* **EXERCISE INSTRUCTIONS**:
Return the entries in full, exactly as they were written.
=== PROVIDED RECORDS ===
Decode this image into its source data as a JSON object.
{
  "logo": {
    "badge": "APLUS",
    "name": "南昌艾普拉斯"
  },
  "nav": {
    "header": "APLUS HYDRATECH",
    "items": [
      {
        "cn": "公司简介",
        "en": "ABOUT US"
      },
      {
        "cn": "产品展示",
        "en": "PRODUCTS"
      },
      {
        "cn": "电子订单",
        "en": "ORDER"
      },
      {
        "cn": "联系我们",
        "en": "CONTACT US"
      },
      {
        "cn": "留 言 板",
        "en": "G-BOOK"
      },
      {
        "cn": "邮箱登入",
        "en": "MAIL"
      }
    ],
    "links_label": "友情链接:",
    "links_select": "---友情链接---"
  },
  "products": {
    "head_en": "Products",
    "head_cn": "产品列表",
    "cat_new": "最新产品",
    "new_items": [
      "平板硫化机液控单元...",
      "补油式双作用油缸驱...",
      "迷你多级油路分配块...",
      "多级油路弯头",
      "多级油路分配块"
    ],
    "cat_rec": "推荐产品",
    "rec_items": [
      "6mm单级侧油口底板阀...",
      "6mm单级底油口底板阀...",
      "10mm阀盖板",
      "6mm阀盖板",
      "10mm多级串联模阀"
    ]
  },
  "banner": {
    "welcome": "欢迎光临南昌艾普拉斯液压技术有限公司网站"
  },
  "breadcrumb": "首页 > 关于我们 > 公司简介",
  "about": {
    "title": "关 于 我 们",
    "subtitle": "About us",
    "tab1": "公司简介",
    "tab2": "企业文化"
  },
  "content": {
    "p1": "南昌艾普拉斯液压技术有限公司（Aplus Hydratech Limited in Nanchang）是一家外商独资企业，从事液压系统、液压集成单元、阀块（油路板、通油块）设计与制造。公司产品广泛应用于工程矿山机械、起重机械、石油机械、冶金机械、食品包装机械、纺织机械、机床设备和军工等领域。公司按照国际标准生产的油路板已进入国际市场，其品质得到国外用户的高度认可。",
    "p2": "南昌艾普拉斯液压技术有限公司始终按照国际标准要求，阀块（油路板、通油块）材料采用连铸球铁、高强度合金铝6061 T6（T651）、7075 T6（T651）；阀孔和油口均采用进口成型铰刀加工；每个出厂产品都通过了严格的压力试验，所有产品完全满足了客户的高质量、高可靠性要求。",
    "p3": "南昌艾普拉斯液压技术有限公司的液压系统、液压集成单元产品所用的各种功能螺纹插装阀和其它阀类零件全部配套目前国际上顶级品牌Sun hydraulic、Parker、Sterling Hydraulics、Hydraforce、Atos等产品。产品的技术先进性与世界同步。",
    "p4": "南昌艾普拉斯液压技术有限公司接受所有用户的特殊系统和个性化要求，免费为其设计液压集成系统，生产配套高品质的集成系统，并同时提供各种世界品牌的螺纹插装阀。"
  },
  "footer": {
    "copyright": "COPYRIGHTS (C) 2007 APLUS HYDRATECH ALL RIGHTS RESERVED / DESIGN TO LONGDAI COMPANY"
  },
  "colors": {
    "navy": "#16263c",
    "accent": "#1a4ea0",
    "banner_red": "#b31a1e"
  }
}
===
* **EXPECTED ANSWER**:
Decode this image into its source data as a JSON object.
{
  "logo": {
    "badge": "APLUS",
    "name": "南昌艾普拉斯"
  },
  "nav": {
    "header": "APLUS HYDRATECH",
    "items": [
      {
        "cn": "公司简介",
        "en": "ABOUT US"
      },
      {
        "cn": "产品展示",
        "en": "PRODUCTS"
      },
      {
        "cn": "电子订单",
        "en": "ORDER"
      },
      {
        "cn": "联系我们",
        "en": "CONTACT US"
      },
      {
        "cn": "留 言 板",
        "en": "G-BOOK"
      },
      {
        "cn": "邮箱登入",
        "en": "MAIL"
      }
    ],
    "links_label": "友情链接:",
    "links_select": "---友情链接---"
  },
  "products": {
    "head_en": "Products",
    "head_cn": "产品列表",
    "cat_new": "最新产品",
    "new_items": [
      "平板硫化机液控单元...",
      "补油式双作用油缸驱...",
      "迷你多级油路分配块...",
      "多级油路弯头",
      "多级油路分配块"
    ],
    "cat_rec": "推荐产品",
    "rec_items": [
      "6mm单级侧油口底板阀...",
      "6mm单级底油口底板阀...",
      "10mm阀盖板",
      "6mm阀盖板",
      "10mm多级串联模阀"
    ]
  },
  "banner": {
    "welcome": "欢迎光临南昌艾普拉斯液压技术有限公司网站"
  },
  "breadcrumb": "首页 > 关于我们 > 公司简介",
  "about": {
    "title": "关 于 我 们",
    "subtitle": "About us",
    "tab1": "公司简介",
    "tab2": "企业文化"
  },
  "content": {
    "p1": "南昌艾普拉斯液压技术有限公司（Aplus Hydratech Limited in Nanchang）是一家外商独资企业，从事液压系统、液压集成单元、阀块（油路板、通油块）设计与制造。公司产品广泛应用于工程矿山机械、起重机械、石油机械、冶金机械、食品包装机械、纺织机械、机床设备和军工等领域。公司按照国际标准生产的油路板已进入国际市场，其品质得到国外用户的高度认可。",
    "p2": "南昌艾普拉斯液压技术有限公司始终按照国际标准要求，阀块（油路板、通油块）材料采用连铸球铁、高强度合金铝6061 T6（T651）、7075 T6（T651）；阀孔和油口均采用进口成型铰刀加工；每个出厂产品都通过了严格的压力试验，所有产品完全满足了客户的高质量、高可靠性要求。",
    "p3": "南昌艾普拉斯液压技术有限公司的液压系统、液压集成单元产品所用的各种功能螺纹插装阀和其它阀类零件全部配套目前国际上顶级品牌Sun hydraulic、Parker、Sterling Hydraulics、Hydraforce、Atos等产品。产品的技术先进性与世界同步。",
    "p4": "南昌艾普拉斯液压技术有限公司接受所有用户的特殊系统和个性化要求，免费为其设计液压集成系统，生产配套高品质的集成系统，并同时提供各种世界品牌的螺纹插装阀。"
  },
  "footer": {
    "copyright": "COPYRIGHTS (C) 2007 APLUS HYDRATECH ALL RIGHTS RESERVED / DESIGN TO LONGDAI COMPANY"
  },
  "colors": {
    "navy": "#16263c",
    "accent": "#1a4ea0",
    "banner_red": "#b31a1e"
  }
}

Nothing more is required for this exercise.